His death reverberated throughout the scientific community, spurring investigations of the University of Pennsyvlania center that conducted the study. Gene therapy development, which had been charging ahead on the promise of replacing faulty genes, slowed considerably.

Two decades later, the technology is again at the forefront of biomedical research, catalyzed by advances in safer delivery of genes to cells.

Two genetic fixes for inherited diseases have won U.S. approval, one for a type of childhood blindness and the other for a fatal neuromuscular condition. By one count, nearly 300 experimental gene-based therapies are in clinical testing, including one aimed at OTC deficinecy, the disease from which Gelsinger suffered. By 2025, the Food and Drug Administration expects it will be clearing 10 to 20 cell and gene therapy products a year.

Along with progress have come several major setbacks, though. Recently, two cancer cases in a study of a sickle cell gene therapy renewed safety concerns, although the developer later said its treatment was not the cause. Last fall, three patients with a rare neuromuscular disorder died due to liver complications in a trial of another gene therapy, a tragedy that brought with it echoes of Gelsinger's death.

And just a few months before then, a hemophilia gene therapy that was widely expected to win U.S. approval was rejected by the FDA, which asked for more data from drugmaker BioMarin Pharmaceutical to prove the benefit observed was durable. 

Gene therapy's effects on a healthcare system designed around chronic treatment, meanwhile, are just beginning to be worked out. The two medicines now approved cost $850,000 and $2.1 million per patient, respectively, and those advancing through development are expected to command similar price tags. In a sign of pushback to such price tags, Bluebird bio recently said it would wind down operations in Europe after failing to reach agreements with payers there for its two gene therapies cleared by European regulators. 

Science may also move quickly past gene replacement therapy to gene editing via CRISPR and other methods, an approach in which the unknowns are even greater and clinical work has just begun.

Ned Pagliarulo Lead Editor

Key questions facing gene therapy in 2021

• Published Jan. 8, 2021

Record funding is flowing into cell, gene therapy companies

• Published March 16, 2021

Intellia delivers a 'landmark' for CRISPR gene editing

• Published June 26, 2021

Gene therapy for Fabry: early stages, promising results

• Published July 22, 2021

Bluebird to wind down business in Europe amid gene therapy struggles

• Published Aug. 9, 2021

FDA gene therapy holdups suggest closer scrutiny by agency

• Published Nov. 5, 2020

Gene therapy for sickle cell disease: progress and competition

• Published July 8, 2021

A cure for hemophilia seemed closer than ever. For many patients, it's now further out of reach

• Published Aug. 18, 2020 • Updated Aug. 19, 2020

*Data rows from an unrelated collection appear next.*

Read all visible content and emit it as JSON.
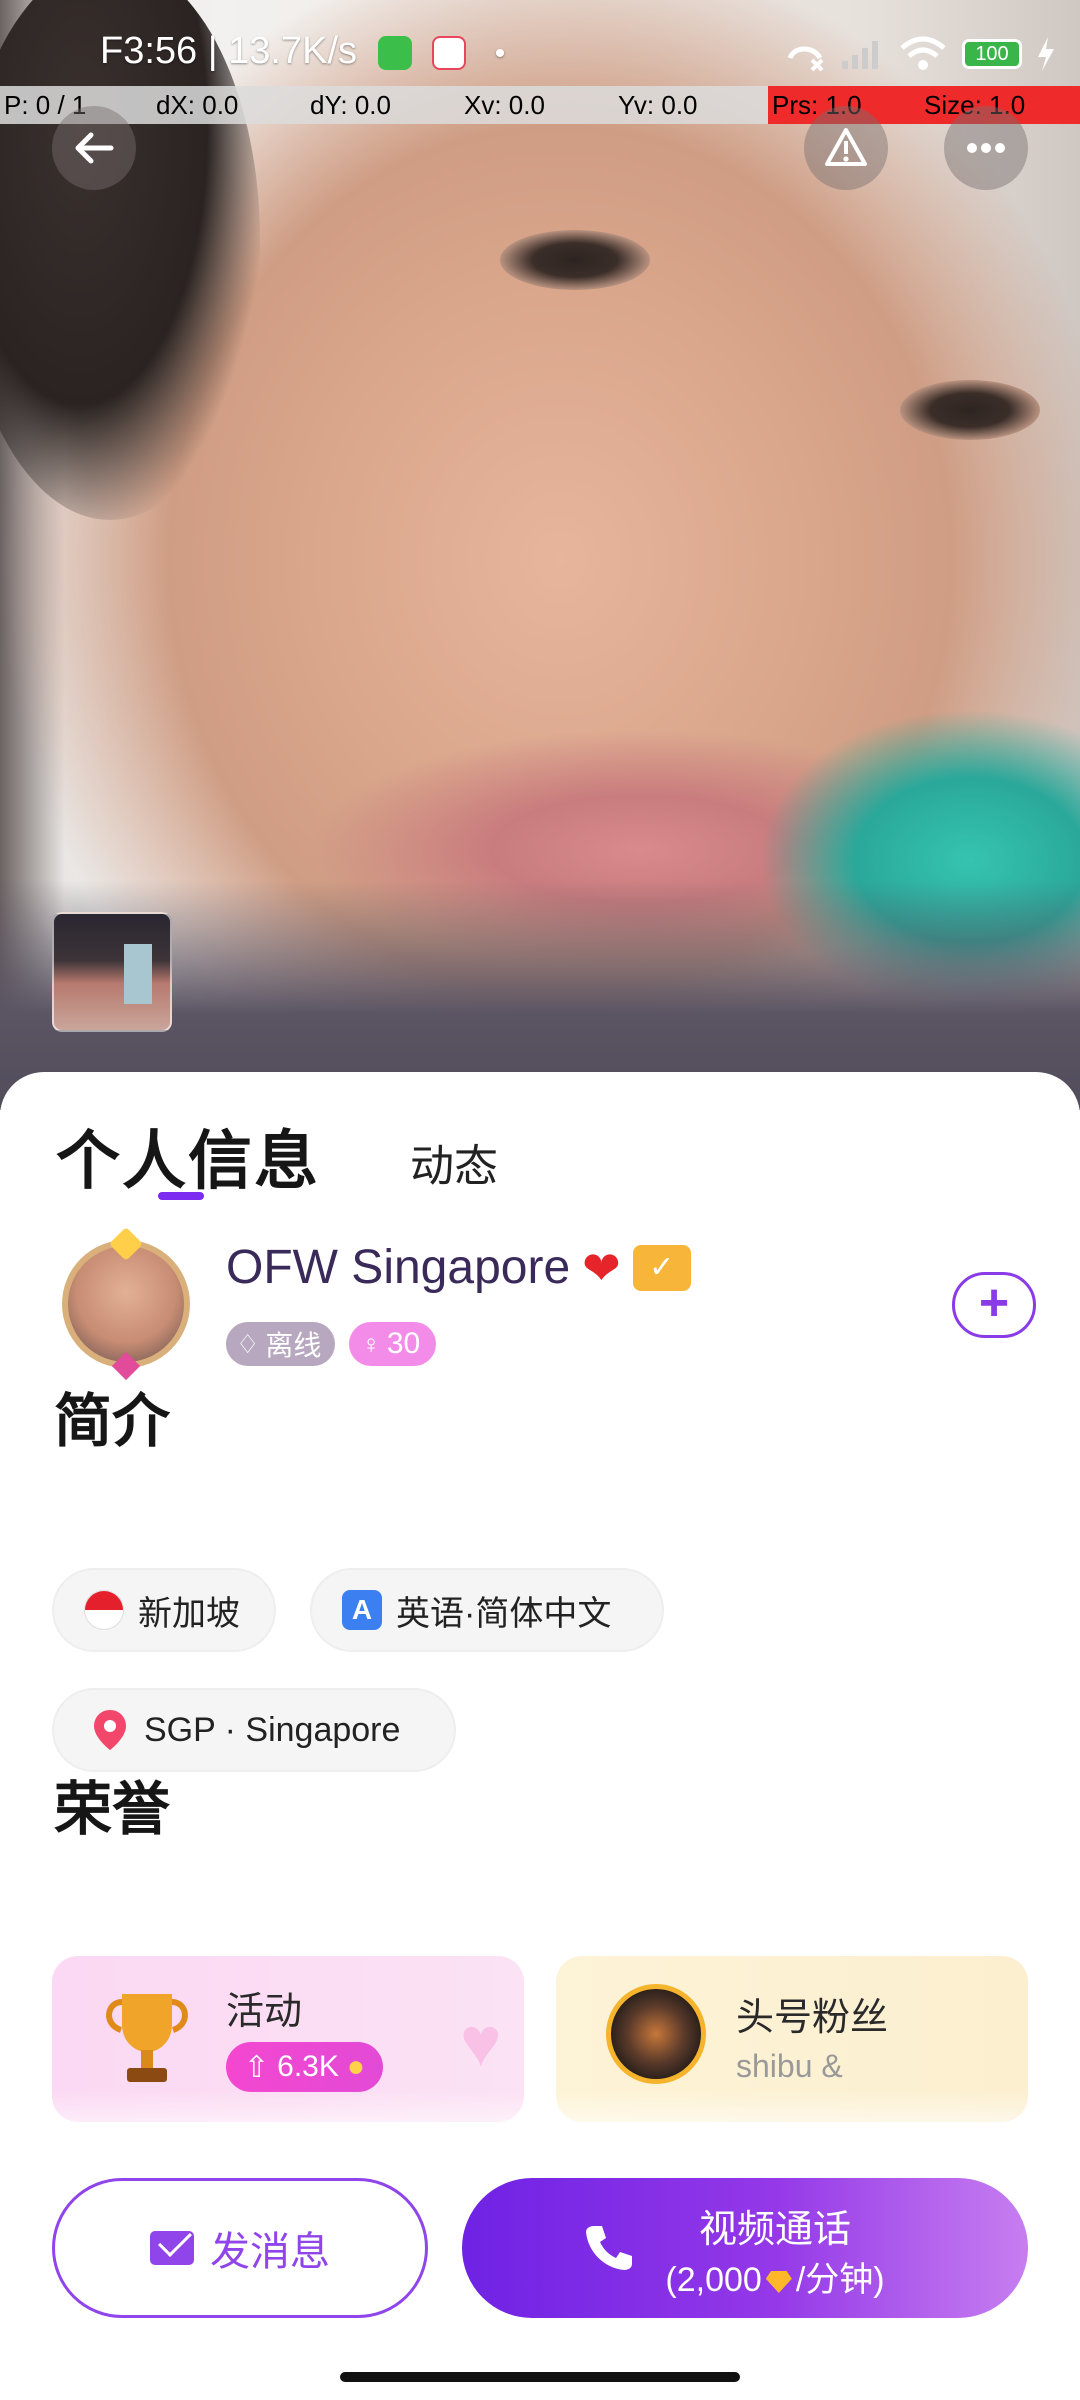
{
  "status_bar": {
    "time": "F3:56 | 13.7K/s",
    "dot": "•",
    "battery": "100"
  },
  "debug_bar": {
    "p": "P: 0 / 1",
    "dx": "dX: 0.0",
    "dy": "dY: 0.0",
    "xv": "Xv: 0.0",
    "yv": "Yv: 0.0",
    "prs": "Prs: 1.0",
    "size": "Size: 1.0"
  },
  "tabs": {
    "profile_info": "个人信息",
    "moments": "动态"
  },
  "profile": {
    "name": "OFW Singapore",
    "status": "离线",
    "level": "30"
  },
  "intro": {
    "title": "简介",
    "country": "新加坡",
    "languages": "英语·简体中文",
    "location": "SGP · Singapore"
  },
  "honors": {
    "title": "荣誉",
    "activity_label": "活动",
    "activity_coins": "6.3K",
    "top_fan_label": "头号粉丝",
    "top_fan_name": "shibu &"
  },
  "actions": {
    "message": "发消息",
    "video_call": "视频通话",
    "call_price_prefix": "(2,000",
    "call_price_suffix": "/分钟)"
  },
  "colors": {
    "accent": "#7b2cf0",
    "debug_red": "#ee2a2a"
  }
}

Big pharma shied away from gene therapy for years. Academia picked up the slack

• Published March 17, 2020

How 2 scientific pioneers teamed up to run AskBio, Bayer's new gene therapy division

• Published Jan. 21, 2021

The latest developments on the gene therapy frontier

Five years from now, the Food and Drug Administration expects it will be clearing 10 to 20 cell and gene therapy products a year. Yet while the arrival of gene therapy's moment may be clear, its effects on a healthcare system designed around chronic treatment are not.

included in this trendline
  • Trends and challenges in the world of gene therapy today
  • Intellia delivers a 'landmark' for CRISPR gene editing
  • Gene therapy for Fabry: early stages, promising results